MATERIAL SHOWN –

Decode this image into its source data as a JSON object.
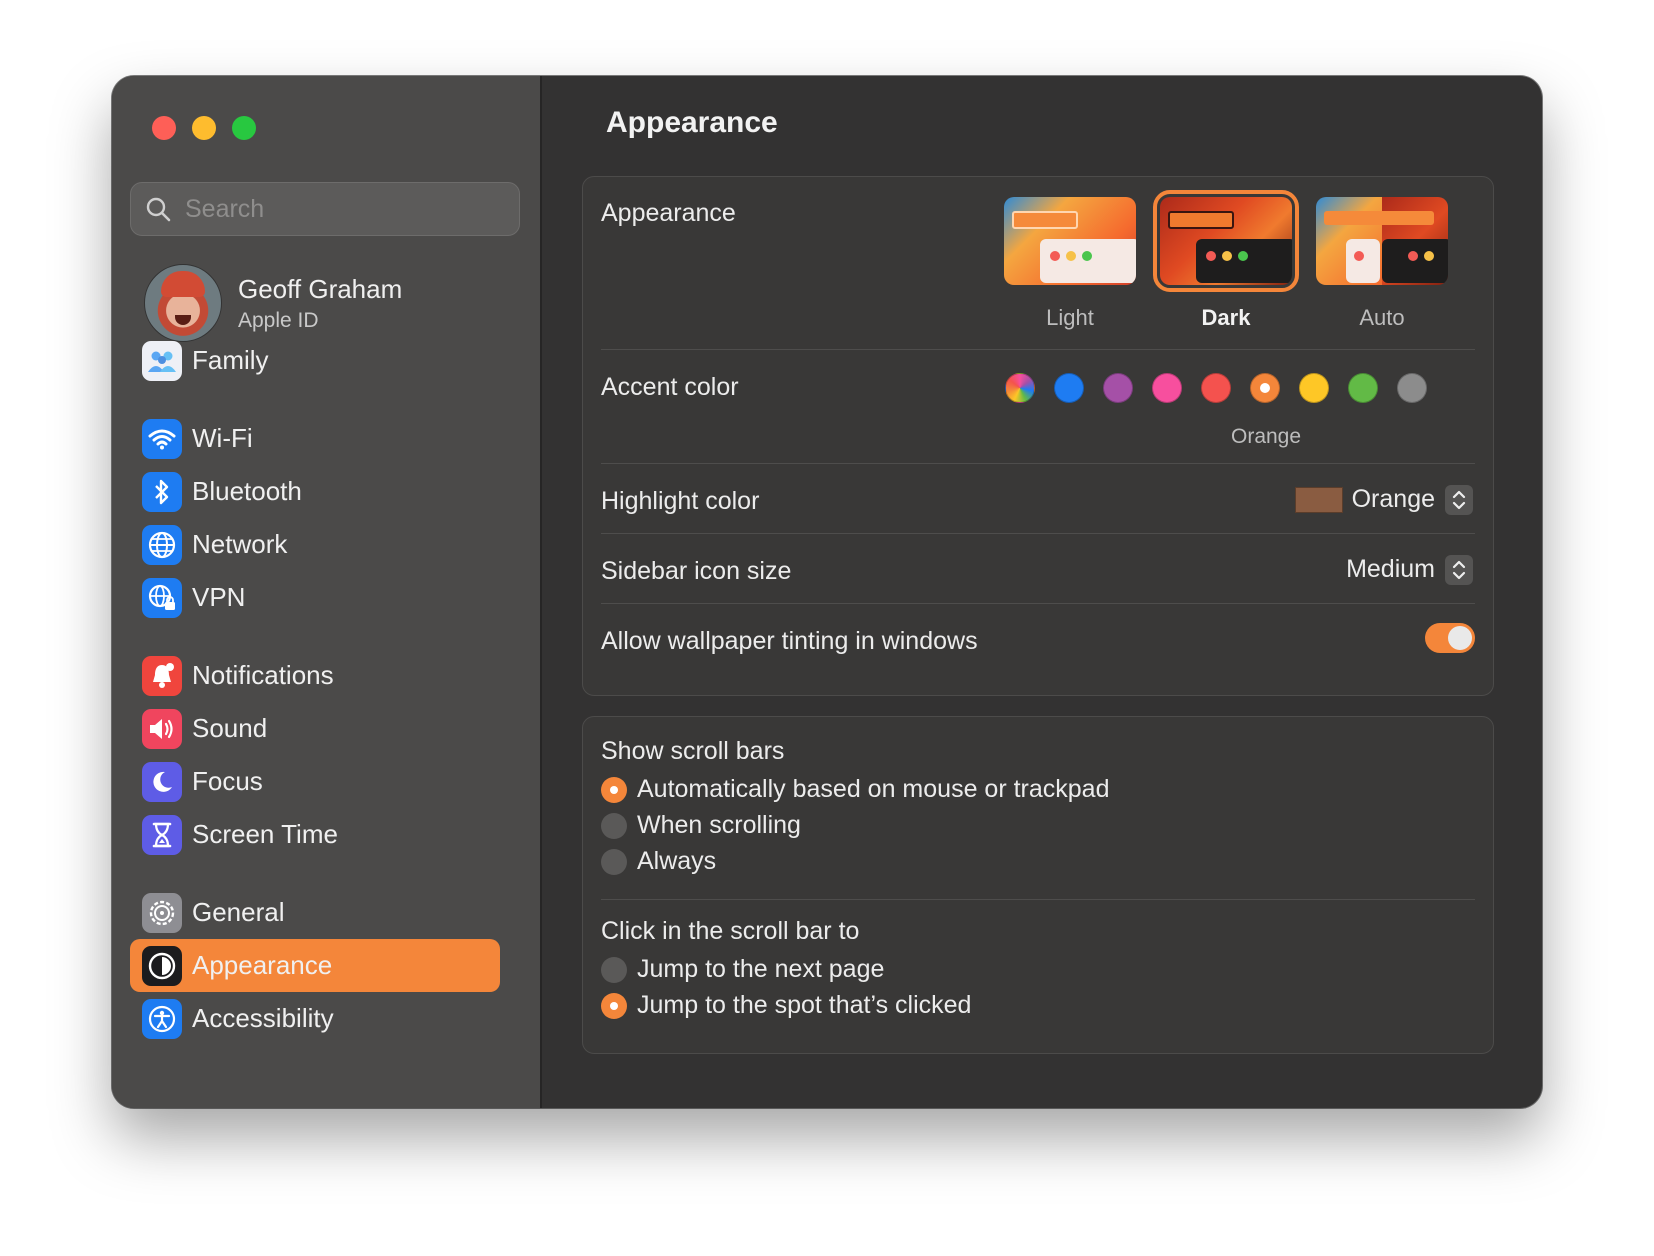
{
  "search": {
    "placeholder": "Search"
  },
  "profile": {
    "name": "Geoff Graham",
    "subtitle": "Apple ID"
  },
  "sidebar": {
    "items": [
      {
        "label": "Family",
        "icon": "family-icon",
        "color": "#e9e9ee"
      },
      {
        "label": "Wi-Fi",
        "icon": "wifi-icon",
        "color": "#1e7cf2"
      },
      {
        "label": "Bluetooth",
        "icon": "bluetooth-icon",
        "color": "#1e7cf2"
      },
      {
        "label": "Network",
        "icon": "globe-icon",
        "color": "#1e7cf2"
      },
      {
        "label": "VPN",
        "icon": "vpn-globe-icon",
        "color": "#1e7cf2"
      },
      {
        "label": "Notifications",
        "icon": "bell-icon",
        "color": "#f0453d"
      },
      {
        "label": "Sound",
        "icon": "speaker-icon",
        "color": "#f0455e"
      },
      {
        "label": "Focus",
        "icon": "moon-icon",
        "color": "#5e5ce6"
      },
      {
        "label": "Screen Time",
        "icon": "hourglass-icon",
        "color": "#5e5ce6"
      },
      {
        "label": "General",
        "icon": "gear-icon",
        "color": "#8e8e93"
      },
      {
        "label": "Appearance",
        "icon": "appearance-icon",
        "color": "#1c1c1e",
        "active": true
      },
      {
        "label": "Accessibility",
        "icon": "accessibility-icon",
        "color": "#1e7cf2"
      }
    ]
  },
  "main": {
    "title": "Appearance",
    "appearance": {
      "label": "Appearance",
      "options": [
        {
          "label": "Light",
          "selected": false
        },
        {
          "label": "Dark",
          "selected": true
        },
        {
          "label": "Auto",
          "selected": false
        }
      ]
    },
    "accent": {
      "label": "Accent color",
      "colors": [
        "multicolor",
        "#1e7cf2",
        "#a550a7",
        "#f74f9e",
        "#f4524e",
        "#f4863a",
        "#fec726",
        "#62ba46",
        "#8c8c8c"
      ],
      "selected_index": 5,
      "selected_name": "Orange"
    },
    "highlight": {
      "label": "Highlight color",
      "value": "Orange",
      "swatch": "#8a5c41"
    },
    "sidebar_icon_size": {
      "label": "Sidebar icon size",
      "value": "Medium"
    },
    "wallpaper_tinting": {
      "label": "Allow wallpaper tinting in windows",
      "on": true
    },
    "scroll_bars": {
      "label": "Show scroll bars",
      "options": [
        {
          "label": "Automatically based on mouse or trackpad",
          "selected": true
        },
        {
          "label": "When scrolling",
          "selected": false
        },
        {
          "label": "Always",
          "selected": false
        }
      ]
    },
    "click_scroll": {
      "label": "Click in the scroll bar to",
      "options": [
        {
          "label": "Jump to the next page",
          "selected": false
        },
        {
          "label": "Jump to the spot that’s clicked",
          "selected": true
        }
      ]
    }
  },
  "colors": {
    "accent": "#f4863a",
    "sidebar_bg": "#4b4a49",
    "main_bg": "#333232"
  }
}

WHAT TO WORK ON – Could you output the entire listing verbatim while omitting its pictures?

TASK OUTPUT –
Decode this image into its source data as a JSON object.
{
  "search": {
    "placeholder": "Search"
  },
  "profile": {
    "name": "Geoff Graham",
    "subtitle": "Apple ID"
  },
  "sidebar": {
    "items": [
      {
        "label": "Family",
        "icon": "family-icon",
        "color": "#e9e9ee"
      },
      {
        "label": "Wi-Fi",
        "icon": "wifi-icon",
        "color": "#1e7cf2"
      },
      {
        "label": "Bluetooth",
        "icon": "bluetooth-icon",
        "color": "#1e7cf2"
      },
      {
        "label": "Network",
        "icon": "globe-icon",
        "color": "#1e7cf2"
      },
      {
        "label": "VPN",
        "icon": "vpn-globe-icon",
        "color": "#1e7cf2"
      },
      {
        "label": "Notifications",
        "icon": "bell-icon",
        "color": "#f0453d"
      },
      {
        "label": "Sound",
        "icon": "speaker-icon",
        "color": "#f0455e"
      },
      {
        "label": "Focus",
        "icon": "moon-icon",
        "color": "#5e5ce6"
      },
      {
        "label": "Screen Time",
        "icon": "hourglass-icon",
        "color": "#5e5ce6"
      },
      {
        "label": "General",
        "icon": "gear-icon",
        "color": "#8e8e93"
      },
      {
        "label": "Appearance",
        "icon": "appearance-icon",
        "color": "#1c1c1e",
        "active": true
      },
      {
        "label": "Accessibility",
        "icon": "accessibility-icon",
        "color": "#1e7cf2"
      }
    ]
  },
  "main": {
    "title": "Appearance",
    "appearance": {
      "label": "Appearance",
      "options": [
        {
          "label": "Light",
          "selected": false
        },
        {
          "label": "Dark",
          "selected": true
        },
        {
          "label": "Auto",
          "selected": false
        }
      ]
    },
    "accent": {
      "label": "Accent color",
      "colors": [
        "multicolor",
        "#1e7cf2",
        "#a550a7",
        "#f74f9e",
        "#f4524e",
        "#f4863a",
        "#fec726",
        "#62ba46",
        "#8c8c8c"
      ],
      "selected_index": 5,
      "selected_name": "Orange"
    },
    "highlight": {
      "label": "Highlight color",
      "value": "Orange",
      "swatch": "#8a5c41"
    },
    "sidebar_icon_size": {
      "label": "Sidebar icon size",
      "value": "Medium"
    },
    "wallpaper_tinting": {
      "label": "Allow wallpaper tinting in windows",
      "on": true
    },
    "scroll_bars": {
      "label": "Show scroll bars",
      "options": [
        {
          "label": "Automatically based on mouse or trackpad",
          "selected": true
        },
        {
          "label": "When scrolling",
          "selected": false
        },
        {
          "label": "Always",
          "selected": false
        }
      ]
    },
    "click_scroll": {
      "label": "Click in the scroll bar to",
      "options": [
        {
          "label": "Jump to the next page",
          "selected": false
        },
        {
          "label": "Jump to the spot that’s clicked",
          "selected": true
        }
      ]
    }
  },
  "colors": {
    "accent": "#f4863a",
    "sidebar_bg": "#4b4a49",
    "main_bg": "#333232"
  }
}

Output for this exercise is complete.